Back to the story of Mary Shelley and Washington Irving ...
Of course, Payne had well prepared Irving for what he was going to read; it was no surprise to the American that Mary was interested in him. But now, in the correspondence, he was learning some details. I try to imagine what he was thinking as he read those letters—letters that Mary surely knew (hoped?) Payne would share with Irving. Was he shocked? Worried? Horrified? Flattered? All of the above?
The only thing we know for certain is that he was not “interested”—not in the way Mary clearly was. And why not? Mary Shelley—to my mind—was one of the most interesting women I’ve ever read about. Brilliant (think about Frankenstein—published when she was only twenty years old!), attractive (from all accounts), diligent, a wonderful mother (her only living son, Percy, adored her), a loyal friend, and on and on. What’s not to like?
Well, for Irving, one thing was surely her reputation. Her elopement with the married Bysshe Shelley when she was just sixteen, her well-known friendship with the notorious Lord Byron, her controversial parents (Godwin and Wollstonecraft—also publicly reviled for their social and political beliefs and behavior)—all of these were factors that would cause a cautious man to hesitate.
And, naturally, there’s really nothing too rational about the attractions between the sexes. You can’t talk yourself into desire. It’s there or it isn’t. Mary clearly felt it; Irving clearly did not.

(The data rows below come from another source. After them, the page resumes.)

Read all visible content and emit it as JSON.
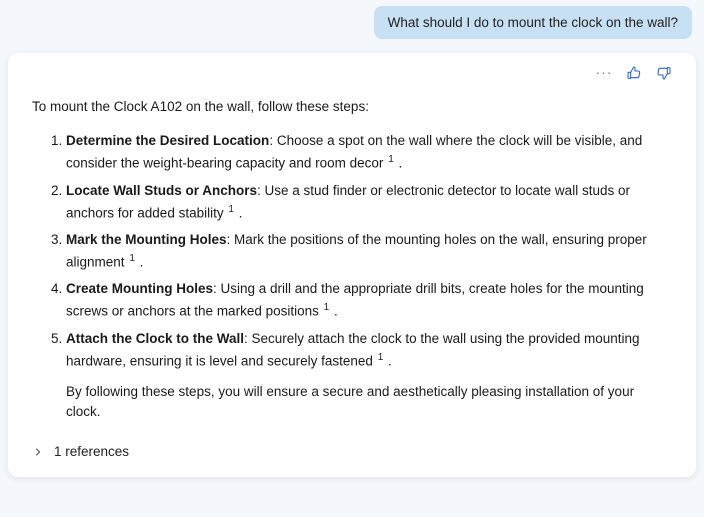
{
  "user": {
    "message": "What should I do to mount the clock on the wall?"
  },
  "assistant": {
    "intro": "To mount the Clock A102 on the wall, follow these steps:",
    "steps": [
      {
        "title": "Determine the Desired Location",
        "body": ": Choose a spot on the wall where the clock will be visible, and consider the weight-bearing capacity and room decor",
        "citation": "1",
        "tail": " ."
      },
      {
        "title": "Locate Wall Studs or Anchors",
        "body": ": Use a stud finder or electronic detector to locate wall studs or anchors for added stability",
        "citation": "1",
        "tail": " ."
      },
      {
        "title": "Mark the Mounting Holes",
        "body": ": Mark the positions of the mounting holes on the wall, ensuring proper alignment",
        "citation": "1",
        "tail": " ."
      },
      {
        "title": "Create Mounting Holes",
        "body": ": Using a drill and the appropriate drill bits, create holes for the mounting screws or anchors at the marked positions",
        "citation": "1",
        "tail": " ."
      },
      {
        "title": "Attach the Clock to the Wall",
        "body": ": Securely attach the clock to the wall using the provided mounting hardware, ensuring it is level and securely fastened",
        "citation": "1",
        "tail": " ."
      }
    ],
    "outro": "By following these steps, you will ensure a secure and aesthetically pleasing installation of your clock.",
    "references_label": "1 references"
  },
  "icons": {
    "more": "more-icon",
    "thumbs_up": "thumbs-up-icon",
    "thumbs_down": "thumbs-down-icon",
    "chevron": "chevron-right-icon"
  }
}
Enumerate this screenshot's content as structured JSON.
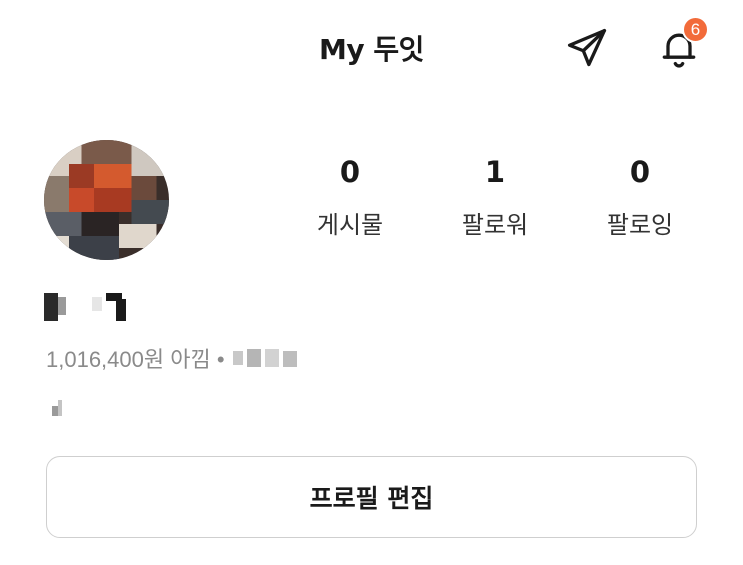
{
  "header": {
    "title": "My 두잇",
    "send_icon": "paper-plane-icon",
    "bell_icon": "bell-icon",
    "notification_count": "6",
    "badge_color": "#f26b3a"
  },
  "profile": {
    "avatar": "avatar-image (pixelated)",
    "stats": [
      {
        "value": "0",
        "label": "게시물"
      },
      {
        "value": "1",
        "label": "팔로워"
      },
      {
        "value": "0",
        "label": "팔로잉"
      }
    ],
    "saved_amount": "1,016,400원 아낌 •"
  },
  "actions": {
    "edit_profile_label": "프로필 편집"
  }
}
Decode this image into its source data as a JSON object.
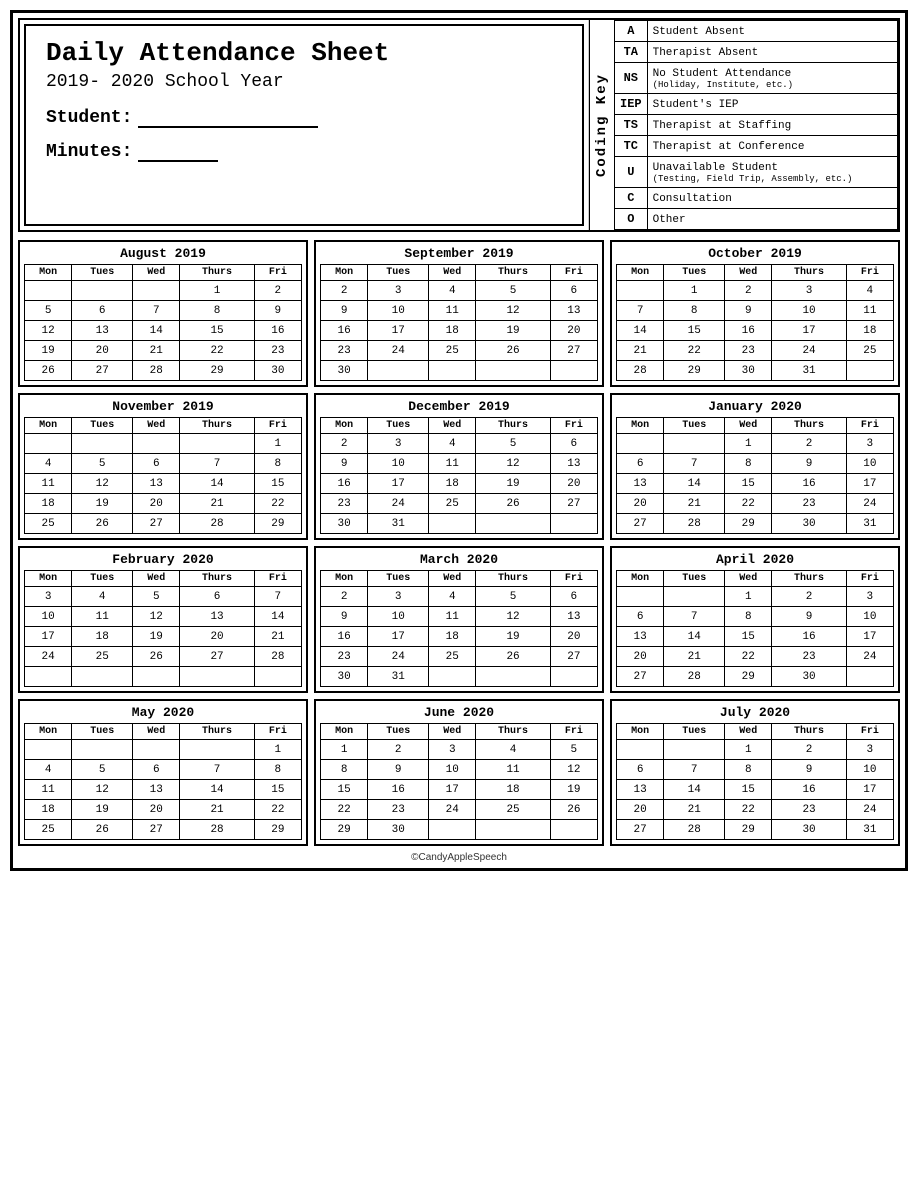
{
  "header": {
    "title": "Daily Attendance Sheet",
    "year": "2019- 2020 School Year",
    "student_label": "Student:",
    "minutes_label": "Minutes:"
  },
  "coding_key": {
    "label": "Coding Key",
    "entries": [
      {
        "code": "A",
        "desc": "Student Absent",
        "sub": ""
      },
      {
        "code": "TA",
        "desc": "Therapist Absent",
        "sub": ""
      },
      {
        "code": "NS",
        "desc": "No Student Attendance",
        "sub": "(Holiday, Institute, etc.)"
      },
      {
        "code": "IEP",
        "desc": "Student's IEP",
        "sub": ""
      },
      {
        "code": "TS",
        "desc": "Therapist at Staffing",
        "sub": ""
      },
      {
        "code": "TC",
        "desc": "Therapist at Conference",
        "sub": ""
      },
      {
        "code": "U",
        "desc": "Unavailable Student",
        "sub": "(Testing, Field Trip, Assembly, etc.)"
      },
      {
        "code": "C",
        "desc": "Consultation",
        "sub": ""
      },
      {
        "code": "O",
        "desc": "Other",
        "sub": ""
      }
    ]
  },
  "calendars": [
    {
      "name": "August 2019",
      "days": [
        [
          "",
          "",
          "",
          "1",
          "2"
        ],
        [
          "5",
          "6",
          "7",
          "8",
          "9"
        ],
        [
          "12",
          "13",
          "14",
          "15",
          "16"
        ],
        [
          "19",
          "20",
          "21",
          "22",
          "23"
        ],
        [
          "26",
          "27",
          "28",
          "29",
          "30"
        ]
      ]
    },
    {
      "name": "September 2019",
      "days": [
        [
          "2",
          "3",
          "4",
          "5",
          "6"
        ],
        [
          "9",
          "10",
          "11",
          "12",
          "13"
        ],
        [
          "16",
          "17",
          "18",
          "19",
          "20"
        ],
        [
          "23",
          "24",
          "25",
          "26",
          "27"
        ],
        [
          "30",
          "",
          "",
          "",
          ""
        ]
      ]
    },
    {
      "name": "October 2019",
      "days": [
        [
          "",
          "1",
          "2",
          "3",
          "4"
        ],
        [
          "7",
          "8",
          "9",
          "10",
          "11"
        ],
        [
          "14",
          "15",
          "16",
          "17",
          "18"
        ],
        [
          "21",
          "22",
          "23",
          "24",
          "25"
        ],
        [
          "28",
          "29",
          "30",
          "31",
          ""
        ]
      ]
    },
    {
      "name": "November 2019",
      "days": [
        [
          "",
          "",
          "",
          "",
          "1"
        ],
        [
          "4",
          "5",
          "6",
          "7",
          "8"
        ],
        [
          "11",
          "12",
          "13",
          "14",
          "15"
        ],
        [
          "18",
          "19",
          "20",
          "21",
          "22"
        ],
        [
          "25",
          "26",
          "27",
          "28",
          "29"
        ]
      ]
    },
    {
      "name": "December 2019",
      "days": [
        [
          "2",
          "3",
          "4",
          "5",
          "6"
        ],
        [
          "9",
          "10",
          "11",
          "12",
          "13"
        ],
        [
          "16",
          "17",
          "18",
          "19",
          "20"
        ],
        [
          "23",
          "24",
          "25",
          "26",
          "27"
        ],
        [
          "30",
          "31",
          "",
          "",
          ""
        ]
      ]
    },
    {
      "name": "January 2020",
      "days": [
        [
          "",
          "",
          "1",
          "2",
          "3"
        ],
        [
          "6",
          "7",
          "8",
          "9",
          "10"
        ],
        [
          "13",
          "14",
          "15",
          "16",
          "17"
        ],
        [
          "20",
          "21",
          "22",
          "23",
          "24"
        ],
        [
          "27",
          "28",
          "29",
          "30",
          "31"
        ]
      ]
    },
    {
      "name": "February 2020",
      "days": [
        [
          "3",
          "4",
          "5",
          "6",
          "7"
        ],
        [
          "10",
          "11",
          "12",
          "13",
          "14"
        ],
        [
          "17",
          "18",
          "19",
          "20",
          "21"
        ],
        [
          "24",
          "25",
          "26",
          "27",
          "28"
        ],
        [
          "",
          "",
          "",
          "",
          ""
        ]
      ]
    },
    {
      "name": "March 2020",
      "days": [
        [
          "2",
          "3",
          "4",
          "5",
          "6"
        ],
        [
          "9",
          "10",
          "11",
          "12",
          "13"
        ],
        [
          "16",
          "17",
          "18",
          "19",
          "20"
        ],
        [
          "23",
          "24",
          "25",
          "26",
          "27"
        ],
        [
          "30",
          "31",
          "",
          "",
          ""
        ]
      ]
    },
    {
      "name": "April 2020",
      "days": [
        [
          "",
          "",
          "1",
          "2",
          "3"
        ],
        [
          "6",
          "7",
          "8",
          "9",
          "10"
        ],
        [
          "13",
          "14",
          "15",
          "16",
          "17"
        ],
        [
          "20",
          "21",
          "22",
          "23",
          "24"
        ],
        [
          "27",
          "28",
          "29",
          "30",
          ""
        ]
      ]
    },
    {
      "name": "May 2020",
      "days": [
        [
          "",
          "",
          "",
          "",
          "1"
        ],
        [
          "4",
          "5",
          "6",
          "7",
          "8"
        ],
        [
          "11",
          "12",
          "13",
          "14",
          "15"
        ],
        [
          "18",
          "19",
          "20",
          "21",
          "22"
        ],
        [
          "25",
          "26",
          "27",
          "28",
          "29"
        ]
      ]
    },
    {
      "name": "June 2020",
      "days": [
        [
          "1",
          "2",
          "3",
          "4",
          "5"
        ],
        [
          "8",
          "9",
          "10",
          "11",
          "12"
        ],
        [
          "15",
          "16",
          "17",
          "18",
          "19"
        ],
        [
          "22",
          "23",
          "24",
          "25",
          "26"
        ],
        [
          "29",
          "30",
          "",
          "",
          ""
        ]
      ]
    },
    {
      "name": "July 2020",
      "days": [
        [
          "",
          "",
          "1",
          "2",
          "3"
        ],
        [
          "6",
          "7",
          "8",
          "9",
          "10"
        ],
        [
          "13",
          "14",
          "15",
          "16",
          "17"
        ],
        [
          "20",
          "21",
          "22",
          "23",
          "24"
        ],
        [
          "27",
          "28",
          "29",
          "30",
          "31"
        ]
      ]
    }
  ],
  "days_of_week": [
    "Mon",
    "Tues",
    "Wed",
    "Thurs",
    "Fri"
  ],
  "footer": "©CandyAppleSpeech"
}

But there’s another possibility that has occurred to some—including a few of his biographers. Was Washington Irving gay? A couple of recent biographers have dealt more or less directly with it. In his The Original Knickerbocker: The Life of Washington Irving (2007), Andrew Burstein is less explicit. For so long indefinite in his stated attractions, he writes, the self-conscious bachelor did not express hunger for women; rather, he sought innocent perfection from them.
Bryan J. Jones—in his Washington Irving: An American Original (2008)—is more direct: Irving’s possible homosexuality must also be considered. … Once Matilda [Hoffman, his early love] died, however, Irving [just about to turn 26], the gay bachelor—perhaps literally—was off the hook for the rest of his life. He could simply claim, as sentimental biographers did for decades, that Matilda’s death had so scarred him that it was impossible for him to ever marry another.
There’s been some speculation online, as well (Google it!), and one site shows that 67% of those voting said that Irving was gay. Of course, the only thing scientific about this finding is that it uses a number; the rest? Worthless.